Copy out the listing that follows, exact in every word, and skip the images.

• • • • • • •

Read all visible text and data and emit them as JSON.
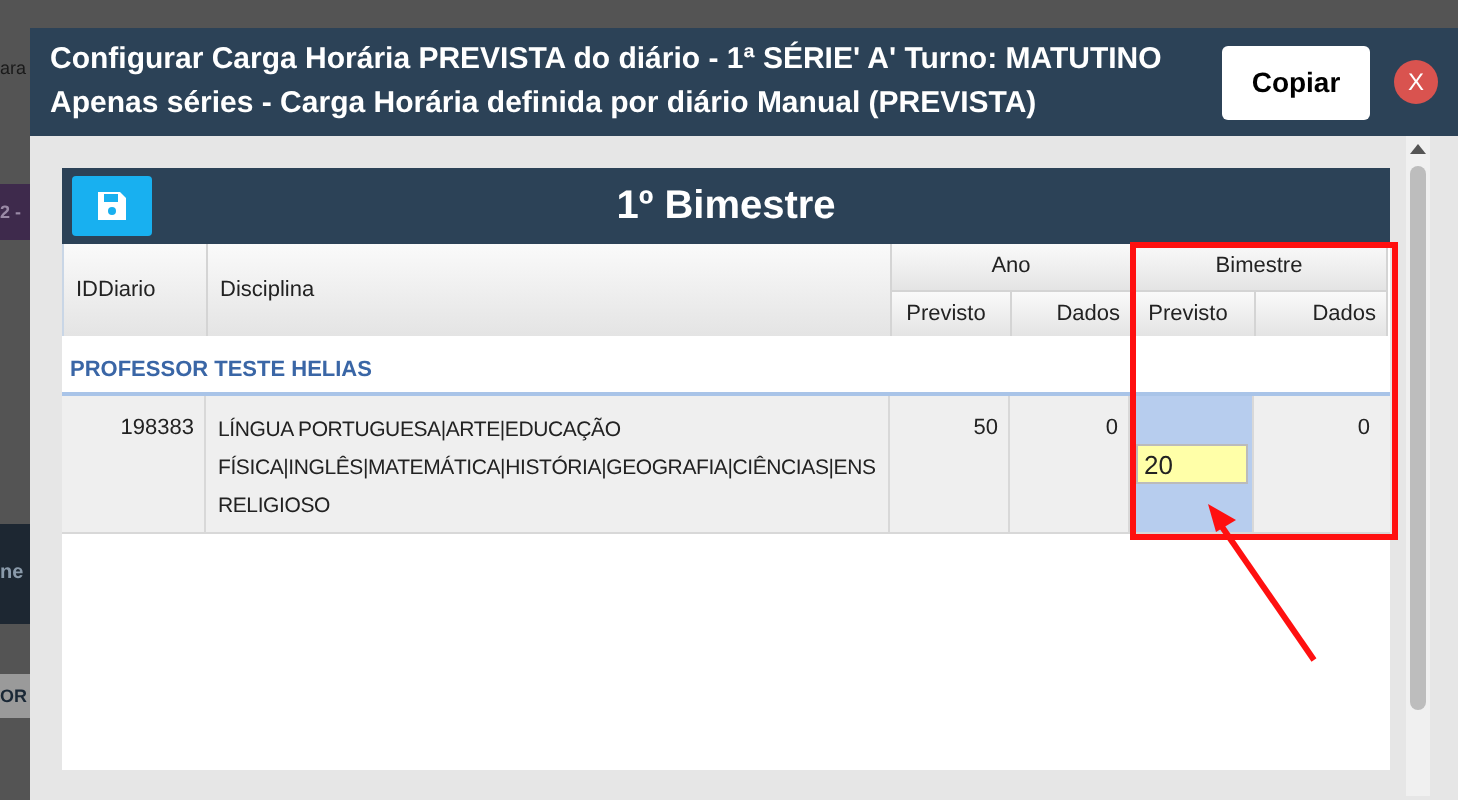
{
  "background_fragments": [
    "ara",
    "2 -",
    "ne",
    "OR"
  ],
  "dialog": {
    "title_lines": [
      "Configurar Carga Horária PREVISTA do diário - 1ª SÉRIE' A' Turno: MATUTINO",
      "Apenas séries - Carga Horária definida por diário Manual (PREVISTA)"
    ],
    "copy_button": "Copiar",
    "close_button": "X"
  },
  "panel": {
    "title": "1º Bimestre",
    "columns": {
      "id": "IDDiario",
      "discipline": "Disciplina",
      "year": "Ano",
      "term": "Bimestre",
      "year_sub": [
        "Previsto",
        "Dados"
      ],
      "term_sub": [
        "Previsto",
        "Dados"
      ]
    },
    "groups": [
      {
        "teacher": "PROFESSOR TESTE HELIAS",
        "rows": [
          {
            "id": "198383",
            "discipline_lines": [
              "LÍNGUA PORTUGUESA|ARTE|EDUCAÇÃO",
              "FÍSICA|INGLÊS|MATEMÁTICA|HISTÓRIA|GEOGRAFIA|CIÊNCIAS|ENS",
              "RELIGIOSO"
            ],
            "year_planned": "50",
            "year_data": "0",
            "term_planned": "20",
            "term_data": "0",
            "selected": true
          }
        ]
      }
    ]
  }
}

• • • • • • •

* [EXERCISE OUTPUT]
Read all visible text and data and emit them as JSON.
{
  "background_fragments": [
    "ara",
    "2 -",
    "ne",
    "OR"
  ],
  "dialog": {
    "title_lines": [
      "Configurar Carga Horária PREVISTA do diário - 1ª SÉRIE' A' Turno: MATUTINO",
      "Apenas séries - Carga Horária definida por diário Manual (PREVISTA)"
    ],
    "copy_button": "Copiar",
    "close_button": "X"
  },
  "panel": {
    "title": "1º Bimestre",
    "columns": {
      "id": "IDDiario",
      "discipline": "Disciplina",
      "year": "Ano",
      "term": "Bimestre",
      "year_sub": [
        "Previsto",
        "Dados"
      ],
      "term_sub": [
        "Previsto",
        "Dados"
      ]
    },
    "groups": [
      {
        "teacher": "PROFESSOR TESTE HELIAS",
        "rows": [
          {
            "id": "198383",
            "discipline_lines": [
              "LÍNGUA PORTUGUESA|ARTE|EDUCAÇÃO",
              "FÍSICA|INGLÊS|MATEMÁTICA|HISTÓRIA|GEOGRAFIA|CIÊNCIAS|ENS",
              "RELIGIOSO"
            ],
            "year_planned": "50",
            "year_data": "0",
            "term_planned": "20",
            "term_data": "0",
            "selected": true
          }
        ]
      }
    ]
  }
}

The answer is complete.